What makes it ‘this good,’ I think, is that every cast member is uniformly comfortable/suited/natural/convincing in their respective roles. There are no weaknesses. This is what allows each to shine – each to pull, and together, keep the audience engaged in the play. It also enables the truly talented to excel. Very few troupes are capable of presenting this uniform level of performing excellence. 

Des McAnuff’s isn’t. Which is not to say that the production is not satisfying, or that it doesn’t please. Christopher Plummer’s is a capable, natural, at times, moving performance. Others’ are very funny, some are unquestionably competent. What keeps Plummer from greatness here however is this uniformity business. His effort is hampered by those around him. It only takes a few. Trish Lindström’s Miranda, for instance, seems unnaturally awestruck by her father – perhaps by Plummer himself – this stilts their rapport, makes it overly formal.  Lindström’s monotoned intensity makes it difficult to accept a bond that is supposed to be close, loving, touching, comfortable. She needs to relax in order to deliver Shakespeare’s lines as they were intended; to bring a varied playfulness to them, to speak her words as if they originate from the mind and mouth of the enchanting character she inhabits.
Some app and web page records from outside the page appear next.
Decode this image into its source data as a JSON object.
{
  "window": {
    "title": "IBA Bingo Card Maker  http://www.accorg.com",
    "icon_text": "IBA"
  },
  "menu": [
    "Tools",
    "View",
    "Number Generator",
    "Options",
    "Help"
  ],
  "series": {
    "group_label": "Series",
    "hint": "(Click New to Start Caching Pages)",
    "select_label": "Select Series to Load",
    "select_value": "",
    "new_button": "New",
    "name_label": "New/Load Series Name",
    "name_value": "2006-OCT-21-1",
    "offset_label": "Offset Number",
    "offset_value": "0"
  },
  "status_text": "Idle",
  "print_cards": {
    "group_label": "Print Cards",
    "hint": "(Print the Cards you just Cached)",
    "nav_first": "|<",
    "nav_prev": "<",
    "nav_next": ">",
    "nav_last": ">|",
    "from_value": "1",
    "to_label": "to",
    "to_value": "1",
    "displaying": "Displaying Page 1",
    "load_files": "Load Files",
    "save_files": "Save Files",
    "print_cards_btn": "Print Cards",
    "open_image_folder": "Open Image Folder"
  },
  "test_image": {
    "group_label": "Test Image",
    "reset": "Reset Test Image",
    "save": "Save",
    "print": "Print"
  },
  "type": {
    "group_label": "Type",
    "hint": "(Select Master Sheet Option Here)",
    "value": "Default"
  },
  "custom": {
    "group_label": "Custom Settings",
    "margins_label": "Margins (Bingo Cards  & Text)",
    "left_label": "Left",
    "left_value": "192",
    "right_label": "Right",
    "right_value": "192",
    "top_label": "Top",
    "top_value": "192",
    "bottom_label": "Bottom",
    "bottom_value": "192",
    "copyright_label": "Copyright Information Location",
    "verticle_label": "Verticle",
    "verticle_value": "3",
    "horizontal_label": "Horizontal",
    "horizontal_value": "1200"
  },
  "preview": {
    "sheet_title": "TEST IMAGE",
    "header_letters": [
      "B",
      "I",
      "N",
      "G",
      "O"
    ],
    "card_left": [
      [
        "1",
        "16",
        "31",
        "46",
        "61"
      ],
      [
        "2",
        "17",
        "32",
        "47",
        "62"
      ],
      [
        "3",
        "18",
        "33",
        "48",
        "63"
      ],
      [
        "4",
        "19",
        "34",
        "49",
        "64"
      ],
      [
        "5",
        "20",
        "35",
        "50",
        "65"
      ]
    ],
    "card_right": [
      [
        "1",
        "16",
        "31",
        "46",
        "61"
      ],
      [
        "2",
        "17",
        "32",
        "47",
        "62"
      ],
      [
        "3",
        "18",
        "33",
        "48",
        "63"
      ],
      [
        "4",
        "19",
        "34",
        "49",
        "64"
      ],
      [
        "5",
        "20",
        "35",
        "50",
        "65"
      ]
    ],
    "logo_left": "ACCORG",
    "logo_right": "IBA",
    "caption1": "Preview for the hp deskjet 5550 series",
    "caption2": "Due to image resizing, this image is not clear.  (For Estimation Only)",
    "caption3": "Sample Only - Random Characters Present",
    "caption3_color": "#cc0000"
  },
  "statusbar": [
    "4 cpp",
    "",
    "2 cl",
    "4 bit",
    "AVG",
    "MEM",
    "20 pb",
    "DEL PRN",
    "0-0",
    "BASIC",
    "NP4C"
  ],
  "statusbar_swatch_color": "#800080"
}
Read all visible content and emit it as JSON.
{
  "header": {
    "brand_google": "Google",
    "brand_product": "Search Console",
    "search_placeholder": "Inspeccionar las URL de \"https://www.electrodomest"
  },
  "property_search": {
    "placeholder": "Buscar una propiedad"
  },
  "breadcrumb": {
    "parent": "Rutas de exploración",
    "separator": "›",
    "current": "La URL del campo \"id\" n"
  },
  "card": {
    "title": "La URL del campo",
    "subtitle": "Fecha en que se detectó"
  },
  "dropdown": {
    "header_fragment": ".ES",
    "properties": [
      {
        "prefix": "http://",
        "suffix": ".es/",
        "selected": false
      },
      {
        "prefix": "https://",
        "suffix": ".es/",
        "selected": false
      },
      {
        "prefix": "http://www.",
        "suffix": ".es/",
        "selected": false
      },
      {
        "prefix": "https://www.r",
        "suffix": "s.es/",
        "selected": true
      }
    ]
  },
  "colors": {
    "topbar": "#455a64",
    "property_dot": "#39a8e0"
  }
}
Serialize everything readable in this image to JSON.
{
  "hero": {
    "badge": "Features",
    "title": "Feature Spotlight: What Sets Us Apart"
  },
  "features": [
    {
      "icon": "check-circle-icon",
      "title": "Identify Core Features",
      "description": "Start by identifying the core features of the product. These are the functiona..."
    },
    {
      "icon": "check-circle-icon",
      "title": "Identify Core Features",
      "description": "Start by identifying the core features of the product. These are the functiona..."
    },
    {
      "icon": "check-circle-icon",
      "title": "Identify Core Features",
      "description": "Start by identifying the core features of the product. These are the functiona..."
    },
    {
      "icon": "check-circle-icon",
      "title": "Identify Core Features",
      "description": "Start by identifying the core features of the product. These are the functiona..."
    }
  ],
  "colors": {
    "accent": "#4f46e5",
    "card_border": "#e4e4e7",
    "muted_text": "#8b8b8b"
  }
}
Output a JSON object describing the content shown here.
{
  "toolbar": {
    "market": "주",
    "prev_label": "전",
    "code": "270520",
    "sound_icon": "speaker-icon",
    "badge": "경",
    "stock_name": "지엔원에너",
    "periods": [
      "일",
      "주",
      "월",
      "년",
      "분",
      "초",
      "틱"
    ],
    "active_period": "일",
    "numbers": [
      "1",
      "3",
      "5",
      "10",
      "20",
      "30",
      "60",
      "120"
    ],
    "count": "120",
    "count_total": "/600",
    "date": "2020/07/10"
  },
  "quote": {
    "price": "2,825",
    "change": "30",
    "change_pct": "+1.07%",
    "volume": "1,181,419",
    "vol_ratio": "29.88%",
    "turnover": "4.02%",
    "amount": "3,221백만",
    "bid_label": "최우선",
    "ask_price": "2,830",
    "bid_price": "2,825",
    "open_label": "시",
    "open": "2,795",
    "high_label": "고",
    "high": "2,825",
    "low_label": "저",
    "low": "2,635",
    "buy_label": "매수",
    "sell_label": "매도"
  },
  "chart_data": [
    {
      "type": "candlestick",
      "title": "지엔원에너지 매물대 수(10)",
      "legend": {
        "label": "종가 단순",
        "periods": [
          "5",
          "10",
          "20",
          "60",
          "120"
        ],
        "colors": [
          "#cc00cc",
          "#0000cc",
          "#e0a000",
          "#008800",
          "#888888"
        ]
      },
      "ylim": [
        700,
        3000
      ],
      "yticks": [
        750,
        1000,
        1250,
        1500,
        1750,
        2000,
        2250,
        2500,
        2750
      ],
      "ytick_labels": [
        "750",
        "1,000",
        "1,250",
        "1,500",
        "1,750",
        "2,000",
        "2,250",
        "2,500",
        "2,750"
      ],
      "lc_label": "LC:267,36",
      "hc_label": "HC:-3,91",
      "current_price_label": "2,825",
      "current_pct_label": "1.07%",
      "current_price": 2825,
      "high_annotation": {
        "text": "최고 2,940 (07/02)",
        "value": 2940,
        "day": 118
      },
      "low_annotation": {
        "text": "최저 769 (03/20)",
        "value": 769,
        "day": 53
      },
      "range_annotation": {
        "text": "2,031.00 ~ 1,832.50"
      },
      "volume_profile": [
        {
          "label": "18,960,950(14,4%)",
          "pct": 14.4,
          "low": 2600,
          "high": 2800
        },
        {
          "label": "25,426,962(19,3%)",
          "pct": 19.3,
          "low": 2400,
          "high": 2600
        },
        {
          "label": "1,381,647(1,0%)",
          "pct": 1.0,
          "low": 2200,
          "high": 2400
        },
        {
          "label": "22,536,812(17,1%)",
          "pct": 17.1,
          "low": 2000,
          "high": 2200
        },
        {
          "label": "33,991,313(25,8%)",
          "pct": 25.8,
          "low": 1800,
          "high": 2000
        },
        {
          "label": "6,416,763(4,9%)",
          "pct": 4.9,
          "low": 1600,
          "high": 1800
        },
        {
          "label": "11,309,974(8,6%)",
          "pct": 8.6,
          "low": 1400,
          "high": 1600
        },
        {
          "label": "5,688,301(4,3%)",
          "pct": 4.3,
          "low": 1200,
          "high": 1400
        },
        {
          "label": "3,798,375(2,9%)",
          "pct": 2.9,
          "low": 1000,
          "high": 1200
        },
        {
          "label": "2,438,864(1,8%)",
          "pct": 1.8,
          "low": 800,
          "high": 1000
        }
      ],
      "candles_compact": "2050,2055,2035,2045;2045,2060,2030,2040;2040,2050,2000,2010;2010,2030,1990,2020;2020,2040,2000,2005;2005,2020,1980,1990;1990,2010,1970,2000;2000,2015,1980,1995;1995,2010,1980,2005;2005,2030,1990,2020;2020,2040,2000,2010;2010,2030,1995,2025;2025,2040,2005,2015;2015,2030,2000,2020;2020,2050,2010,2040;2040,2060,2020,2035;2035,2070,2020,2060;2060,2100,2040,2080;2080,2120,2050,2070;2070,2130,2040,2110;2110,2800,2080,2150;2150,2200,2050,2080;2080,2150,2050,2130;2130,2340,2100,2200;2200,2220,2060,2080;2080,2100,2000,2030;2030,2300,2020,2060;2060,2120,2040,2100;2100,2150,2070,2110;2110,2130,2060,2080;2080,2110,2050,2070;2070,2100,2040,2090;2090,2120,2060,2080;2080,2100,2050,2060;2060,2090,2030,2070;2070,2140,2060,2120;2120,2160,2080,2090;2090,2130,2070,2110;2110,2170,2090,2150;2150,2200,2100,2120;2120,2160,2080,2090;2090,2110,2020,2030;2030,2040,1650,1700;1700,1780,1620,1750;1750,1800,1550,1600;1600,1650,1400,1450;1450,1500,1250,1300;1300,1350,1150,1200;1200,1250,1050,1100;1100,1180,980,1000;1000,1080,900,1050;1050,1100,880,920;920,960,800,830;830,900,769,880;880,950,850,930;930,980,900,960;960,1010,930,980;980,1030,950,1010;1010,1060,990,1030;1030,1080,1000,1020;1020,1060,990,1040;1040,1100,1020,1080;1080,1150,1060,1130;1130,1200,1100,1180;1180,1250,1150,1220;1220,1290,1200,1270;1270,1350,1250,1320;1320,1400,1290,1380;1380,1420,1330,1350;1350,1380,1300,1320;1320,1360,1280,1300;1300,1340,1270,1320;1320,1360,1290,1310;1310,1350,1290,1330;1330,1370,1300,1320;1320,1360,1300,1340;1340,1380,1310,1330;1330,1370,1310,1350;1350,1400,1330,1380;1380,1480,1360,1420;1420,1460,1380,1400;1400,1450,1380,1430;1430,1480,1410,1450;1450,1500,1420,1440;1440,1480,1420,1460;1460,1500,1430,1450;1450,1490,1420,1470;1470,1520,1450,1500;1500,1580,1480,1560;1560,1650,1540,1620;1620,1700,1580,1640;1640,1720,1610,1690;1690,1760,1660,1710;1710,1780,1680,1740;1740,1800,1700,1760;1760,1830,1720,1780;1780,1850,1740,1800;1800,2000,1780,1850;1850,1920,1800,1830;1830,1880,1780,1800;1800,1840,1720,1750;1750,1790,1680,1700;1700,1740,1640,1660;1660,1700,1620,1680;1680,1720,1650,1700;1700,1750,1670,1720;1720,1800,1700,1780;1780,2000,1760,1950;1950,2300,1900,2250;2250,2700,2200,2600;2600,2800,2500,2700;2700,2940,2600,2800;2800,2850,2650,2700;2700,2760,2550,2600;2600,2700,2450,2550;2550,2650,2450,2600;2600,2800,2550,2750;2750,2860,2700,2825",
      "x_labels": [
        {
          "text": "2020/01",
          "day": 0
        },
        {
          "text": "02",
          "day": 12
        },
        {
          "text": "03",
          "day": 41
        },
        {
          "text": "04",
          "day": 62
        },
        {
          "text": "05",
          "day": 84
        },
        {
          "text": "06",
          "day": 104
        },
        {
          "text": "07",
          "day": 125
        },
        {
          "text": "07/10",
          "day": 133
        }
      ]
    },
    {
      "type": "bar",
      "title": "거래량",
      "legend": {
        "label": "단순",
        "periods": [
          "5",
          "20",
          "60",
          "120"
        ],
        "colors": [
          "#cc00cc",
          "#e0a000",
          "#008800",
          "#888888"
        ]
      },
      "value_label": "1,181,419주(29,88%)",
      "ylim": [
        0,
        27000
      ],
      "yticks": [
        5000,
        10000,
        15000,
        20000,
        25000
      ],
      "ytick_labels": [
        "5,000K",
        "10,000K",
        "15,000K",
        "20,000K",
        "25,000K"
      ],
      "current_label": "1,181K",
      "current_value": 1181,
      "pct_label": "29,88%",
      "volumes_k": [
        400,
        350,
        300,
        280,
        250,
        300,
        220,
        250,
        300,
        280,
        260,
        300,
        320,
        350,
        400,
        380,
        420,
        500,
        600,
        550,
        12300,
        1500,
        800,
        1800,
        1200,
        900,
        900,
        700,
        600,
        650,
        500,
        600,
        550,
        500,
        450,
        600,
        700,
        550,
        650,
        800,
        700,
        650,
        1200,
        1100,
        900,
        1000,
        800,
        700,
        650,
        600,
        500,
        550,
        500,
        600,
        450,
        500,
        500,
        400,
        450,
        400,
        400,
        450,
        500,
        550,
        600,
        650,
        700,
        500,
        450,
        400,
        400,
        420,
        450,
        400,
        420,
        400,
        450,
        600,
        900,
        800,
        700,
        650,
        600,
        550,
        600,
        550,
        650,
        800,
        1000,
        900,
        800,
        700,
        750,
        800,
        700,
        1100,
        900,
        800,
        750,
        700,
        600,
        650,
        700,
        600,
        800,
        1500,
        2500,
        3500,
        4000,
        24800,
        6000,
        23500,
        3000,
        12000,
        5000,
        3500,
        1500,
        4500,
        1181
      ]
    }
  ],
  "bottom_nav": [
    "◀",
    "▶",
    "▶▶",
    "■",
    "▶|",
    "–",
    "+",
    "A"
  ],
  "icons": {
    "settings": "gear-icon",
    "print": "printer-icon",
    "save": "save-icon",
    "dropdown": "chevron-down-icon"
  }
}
Delivery is what flaws this and so many other Shakespearean productions: lines spoken without emotional range. Anger, for example, appears to be the only feeling Timothy D. Stickney’s Sebastian is capable of expressing. Despite undeniable presence, his performance is uni-dimensional and over-acted. His is not the lead character. Ariel, despite a radiant, contagious smile, appears overly childlike, her lines sound read, memorized, instead of true. She looks too much like a sprite just sprung from a Circe du Soleil stage cannon. This heralds another concern: the clash, on stage, of incongruous cultures, spartan traditionalism versus sparkling Andrew Lloyd Weberism.

One must, I suppose, consider the wishes of the tourist; and the show does, with its musical song-and-dance numbers and sumptuous, skin-tight scaly costumery. A noisy start sounds more like something out of Titanic [the engine room], than any 17th Century sailing rig. Thunderous waves drowned out much of the early dialogue.

And yet, despite these flaws and incongruities, this play, this production, is worth seeing. - Stephano’s tartan stockings particularly – are ‘worth the price of admission’ and the Spirits’s gowns are seriously sensuous. Fools Stephano and Trinculo are both good for many laughs, respectively drunk and effeminate. Prospero’s brother Antonio is well played by John Vickery. Plummer’s sure handed gentleness and Ariel’s beaming innocence stick in the mind.

In all: a decent production, albeit a bit leggy.